The zero conditional is a sentence which is used to refer to a real situation or a general truth. For example, ‘If it is sunny, make sure you bring some sunscreen.’ These sentences are heard very often whilst using the English language and it is an essential part of broadening your understanding of English in general.
In this section, we are going to be looking at the zero conditional in much more detail, allowing you to get a good grasp on it and feel confident in using in in your spoken and written communications.
What Is the Zero Conditional?
Zero conditional is easy to form because all the verbs are in present tense. You just use two clauses, one with If + simple present verb and the other with another simple present verb:
If + Present Simple, …. Present Simple.
- If you freeze water, it turns into ice.
- And, if you heat water at 100 degrees, it boils.
- If students miss an exam, the professor fails them.
You can reverse the order of the clauses. If the “if” clause comes first, a comma is usually used.

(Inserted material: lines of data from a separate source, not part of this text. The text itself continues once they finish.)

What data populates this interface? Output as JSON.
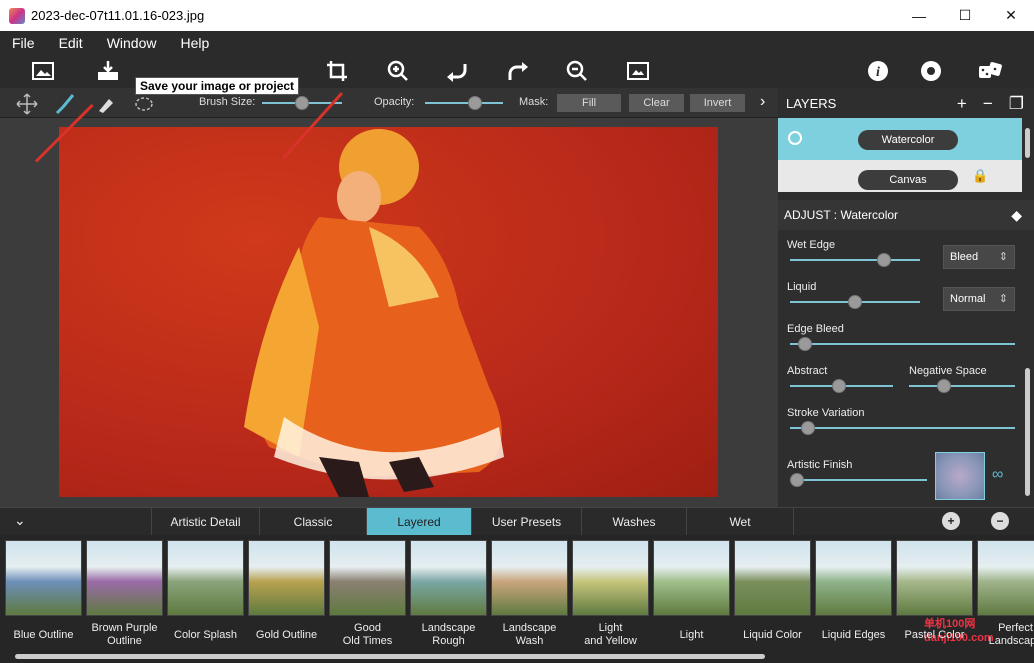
{
  "window": {
    "title": "2023-dec-07t11.01.16-023.jpg",
    "minimize": "—",
    "maximize": "☐",
    "close": "✕"
  },
  "menu": [
    "File",
    "Edit",
    "Window",
    "Help"
  ],
  "toolbar": {
    "tooltip": "Save your image or project"
  },
  "options": {
    "brush_size_label": "Brush Size:",
    "opacity_label": "Opacity:",
    "mask_label": "Mask:",
    "fill": "Fill",
    "clear": "Clear",
    "invert": "Invert",
    "brush_size_value": 0.5,
    "opacity_value": 0.67
  },
  "layers": {
    "title": "LAYERS",
    "items": [
      {
        "name": "Watercolor"
      },
      {
        "name": "Canvas"
      }
    ]
  },
  "adjust": {
    "title": "ADJUST : Watercolor",
    "wet_edge": {
      "label": "Wet Edge",
      "value": 0.75,
      "mode": "Bleed"
    },
    "liquid": {
      "label": "Liquid",
      "value": 0.5,
      "mode": "Normal"
    },
    "edge_bleed": {
      "label": "Edge Bleed",
      "value": 0.04
    },
    "abstract": {
      "label": "Abstract",
      "value": 0.47
    },
    "negative_space": {
      "label": "Negative Space",
      "value": 0.3
    },
    "stroke_variation": {
      "label": "Stroke Variation",
      "value": 0.05
    },
    "artistic_finish": {
      "label": "Artistic Finish",
      "value": 0.0
    }
  },
  "tabs": [
    "Artistic Detail",
    "Classic",
    "Layered",
    "User Presets",
    "Washes",
    "Wet"
  ],
  "active_tab": "Layered",
  "presets": [
    "Blue Outline",
    "Brown Purple\nOutline",
    "Color Splash",
    "Gold Outline",
    "Good\nOld Times",
    "Landscape\nRough",
    "Landscape\nWash",
    "Light\nand Yellow",
    "Light",
    "Liquid Color",
    "Liquid Edges",
    "Pastel Color",
    "Perfect\nLandscape"
  ],
  "watermark": "单机100网\ndanji100.com",
  "colors": {
    "accent": "#5bbcd0",
    "arrow": "#d9322a"
  }
}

If the “if” clause comes second, there is no need for a comma.
- The professor fails students if they miss an exam.
- I get tired if I work too much.

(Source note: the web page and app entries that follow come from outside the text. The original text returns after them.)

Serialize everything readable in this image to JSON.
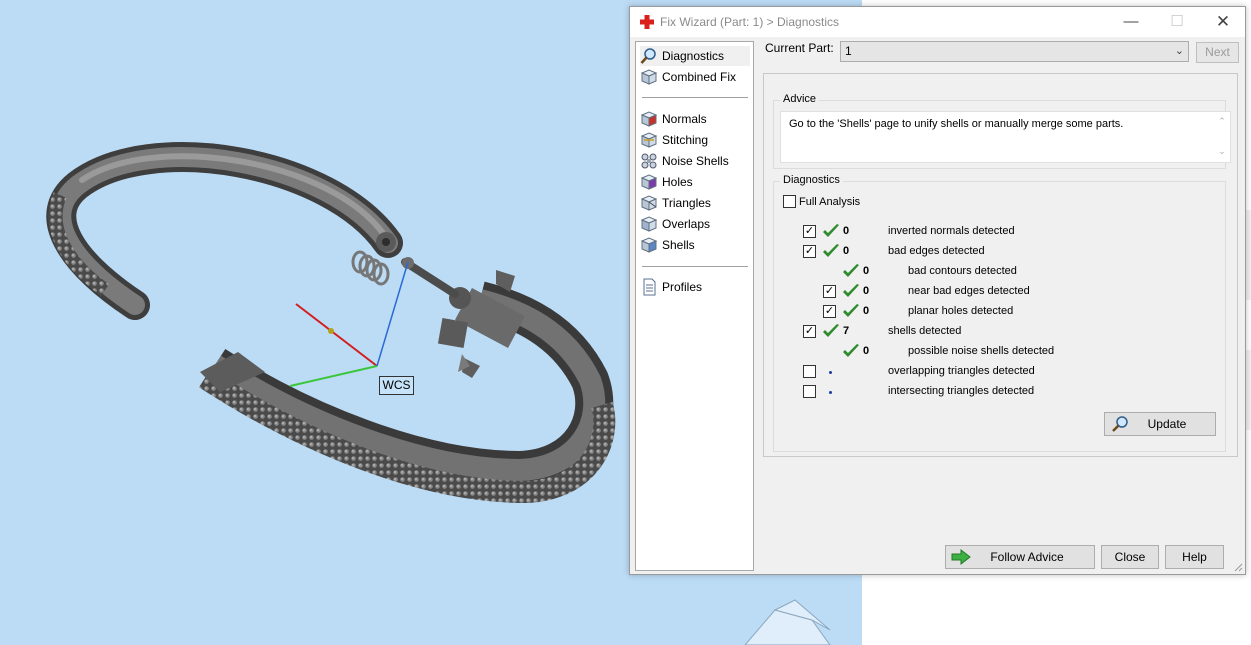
{
  "viewport": {
    "wcs_label": "WCS",
    "background": "#bcdcf6"
  },
  "dialog": {
    "title": "Fix Wizard (Part: 1) > Diagnostics",
    "window_buttons": [
      "minimize",
      "maximize",
      "close"
    ],
    "nav": {
      "group1": [
        {
          "label": "Diagnostics",
          "icon": "magnifier-icon",
          "selected": true
        },
        {
          "label": "Combined Fix",
          "icon": "cube-icon",
          "selected": false
        }
      ],
      "group2": [
        {
          "label": "Normals",
          "icon": "normals-cube-icon"
        },
        {
          "label": "Stitching",
          "icon": "stitching-cube-icon"
        },
        {
          "label": "Noise Shells",
          "icon": "noise-shells-icon"
        },
        {
          "label": "Holes",
          "icon": "holes-cube-icon"
        },
        {
          "label": "Triangles",
          "icon": "triangles-cube-icon"
        },
        {
          "label": "Overlaps",
          "icon": "overlaps-cube-icon"
        },
        {
          "label": "Shells",
          "icon": "shells-cube-icon"
        }
      ],
      "group3": [
        {
          "label": "Profiles",
          "icon": "document-icon"
        }
      ]
    },
    "current_part": {
      "label": "Current Part:",
      "value": "1",
      "next_label": "Next"
    },
    "advice": {
      "title": "Advice",
      "text": "Go to the 'Shells' page to unify shells or manually merge some parts."
    },
    "diagnostics": {
      "title": "Diagnostics",
      "full_analysis_label": "Full Analysis",
      "full_analysis_checked": false,
      "rows": [
        {
          "checkbox": true,
          "checked": true,
          "status": "ok",
          "count": "0",
          "label": "inverted normals detected",
          "indent": 0
        },
        {
          "checkbox": true,
          "checked": true,
          "status": "ok",
          "count": "0",
          "label": "bad edges detected",
          "indent": 0
        },
        {
          "checkbox": false,
          "checked": false,
          "status": "ok",
          "count": "0",
          "label": "bad contours detected",
          "indent": 1
        },
        {
          "checkbox": true,
          "checked": true,
          "status": "ok",
          "count": "0",
          "label": "near bad edges detected",
          "indent": 1
        },
        {
          "checkbox": true,
          "checked": true,
          "status": "ok",
          "count": "0",
          "label": "planar holes detected",
          "indent": 1
        },
        {
          "checkbox": true,
          "checked": true,
          "status": "ok",
          "count": "7",
          "label": "shells detected",
          "indent": 0
        },
        {
          "checkbox": false,
          "checked": false,
          "status": "ok",
          "count": "0",
          "label": "possible noise shells detected",
          "indent": 1
        },
        {
          "checkbox": true,
          "checked": false,
          "status": "pending",
          "count": "",
          "label": "overlapping triangles detected",
          "indent": 0
        },
        {
          "checkbox": true,
          "checked": false,
          "status": "pending",
          "count": "",
          "label": "intersecting triangles detected",
          "indent": 0
        }
      ],
      "update_label": "Update"
    },
    "footer": {
      "follow_advice_label": "Follow Advice",
      "close_label": "Close",
      "help_label": "Help"
    },
    "colors": {
      "check_green": "#2e8b2e",
      "pending_dot": "#1f3c9b",
      "title_icon_red": "#d9201c"
    }
  }
}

- If I’m late for dinner, they start eating without me.
The ‘if‘ in this conditional can usually be replaced by ‘when‘ without changing the meaning.
- When people eat too much, they get fat. (= If people eat too much, they get fat.)
‘Unless‘ means the same as ‘if not‘.
- Unless he asks you politely, refuse to do any more work on the project. (= If he doesn’t ask you politely, refuse to do any more work on the project.)
How to Use the Zero Conditional?
The zero conditional is is used for actual facts, scientific events, things which are always true.
- If you heat ice, it melts.
- If you cross an international date line, the time changes.
- And, if public transport is efficient, people stop using their cars.
- If my wife has a cold, I usually catch it.
The Zero Conditional | Image
Conditional Sentences – Wish – Unless
- “Zero” Conditional
- First Conditional
- Second Conditional
- Third Conditional
- Mixed Conditional
- How to Use UNLESS
- How to Use WISH
Last Updated on February 27, 2023